Task inputs:
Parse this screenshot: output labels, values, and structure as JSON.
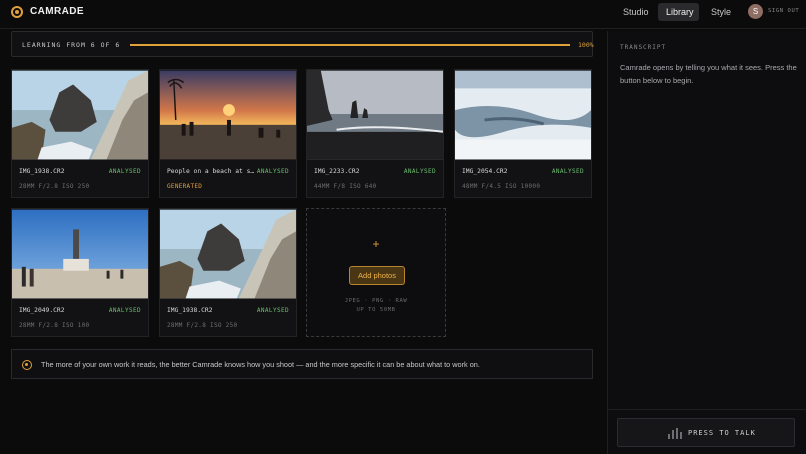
{
  "header": {
    "brand": "CAMRADE",
    "nav": [
      {
        "label": "Studio",
        "active": false
      },
      {
        "label": "Library",
        "active": true
      },
      {
        "label": "Style",
        "active": false
      }
    ],
    "avatar_initial": "S",
    "sign_out": "SIGN OUT"
  },
  "progress": {
    "label": "LEARNING FROM 6 OF 6",
    "percent_text": "100%",
    "percent": 100
  },
  "photos": [
    {
      "name": "IMG_1938.CR2",
      "status": "ANALYSED",
      "meta": "28MM F/2.8 ISO 250",
      "meta_kind": "exif",
      "thumb": "rocky-coast-icon"
    },
    {
      "name": "People on a beach at sunset",
      "status": "ANALYSED",
      "meta": "GENERATED",
      "meta_kind": "generated",
      "thumb": "beach-sunset-icon"
    },
    {
      "name": "IMG_2233.CR2",
      "status": "ANALYSED",
      "meta": "44MM F/8 ISO 640",
      "meta_kind": "exif",
      "thumb": "sea-stacks-icon"
    },
    {
      "name": "IMG_2054.CR2",
      "status": "ANALYSED",
      "meta": "48MM F/4.5 ISO 10000",
      "meta_kind": "exif",
      "thumb": "glacier-icon"
    },
    {
      "name": "IMG_2049.CR2",
      "status": "ANALYSED",
      "meta": "28MM F/2.8 ISO 100",
      "meta_kind": "exif",
      "thumb": "monument-plaza-icon"
    },
    {
      "name": "IMG_1938.CR2",
      "status": "ANALYSED",
      "meta": "28MM F/2.8 ISO 250",
      "meta_kind": "exif",
      "thumb": "rocky-coast-icon"
    }
  ],
  "add_photos": {
    "plus": "+",
    "button": "Add photos",
    "formats": "JPEG · PNG · RAW",
    "limit": "UP TO 50MB"
  },
  "tip": {
    "text": "The more of your own work it reads, the better Camrade knows how you shoot — and the more specific it can be about what to work on."
  },
  "transcript": {
    "heading": "TRANSCRIPT",
    "body": "Camrade opens by telling you what it sees. Press the button below to begin.",
    "talk_button": "PRESS TO TALK"
  },
  "colors": {
    "accent": "#e0a13a",
    "analysed": "#6cc06f",
    "background": "#0b0b0c"
  }
}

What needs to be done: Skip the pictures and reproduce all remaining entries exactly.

Result of this task:
Parse this screenshot: output labels, values, and structure as JSON.
{
  "header": {
    "brand": "CAMRADE",
    "nav": [
      {
        "label": "Studio",
        "active": false
      },
      {
        "label": "Library",
        "active": true
      },
      {
        "label": "Style",
        "active": false
      }
    ],
    "avatar_initial": "S",
    "sign_out": "SIGN OUT"
  },
  "progress": {
    "label": "LEARNING FROM 6 OF 6",
    "percent_text": "100%",
    "percent": 100
  },
  "photos": [
    {
      "name": "IMG_1938.CR2",
      "status": "ANALYSED",
      "meta": "28MM F/2.8 ISO 250",
      "meta_kind": "exif",
      "thumb": "rocky-coast-icon"
    },
    {
      "name": "People on a beach at sunset",
      "status": "ANALYSED",
      "meta": "GENERATED",
      "meta_kind": "generated",
      "thumb": "beach-sunset-icon"
    },
    {
      "name": "IMG_2233.CR2",
      "status": "ANALYSED",
      "meta": "44MM F/8 ISO 640",
      "meta_kind": "exif",
      "thumb": "sea-stacks-icon"
    },
    {
      "name": "IMG_2054.CR2",
      "status": "ANALYSED",
      "meta": "48MM F/4.5 ISO 10000",
      "meta_kind": "exif",
      "thumb": "glacier-icon"
    },
    {
      "name": "IMG_2049.CR2",
      "status": "ANALYSED",
      "meta": "28MM F/2.8 ISO 100",
      "meta_kind": "exif",
      "thumb": "monument-plaza-icon"
    },
    {
      "name": "IMG_1938.CR2",
      "status": "ANALYSED",
      "meta": "28MM F/2.8 ISO 250",
      "meta_kind": "exif",
      "thumb": "rocky-coast-icon"
    }
  ],
  "add_photos": {
    "plus": "+",
    "button": "Add photos",
    "formats": "JPEG · PNG · RAW",
    "limit": "UP TO 50MB"
  },
  "tip": {
    "text": "The more of your own work it reads, the better Camrade knows how you shoot — and the more specific it can be about what to work on."
  },
  "transcript": {
    "heading": "TRANSCRIPT",
    "body": "Camrade opens by telling you what it sees. Press the button below to begin.",
    "talk_button": "PRESS TO TALK"
  },
  "colors": {
    "accent": "#e0a13a",
    "analysed": "#6cc06f",
    "background": "#0b0b0c"
  }
}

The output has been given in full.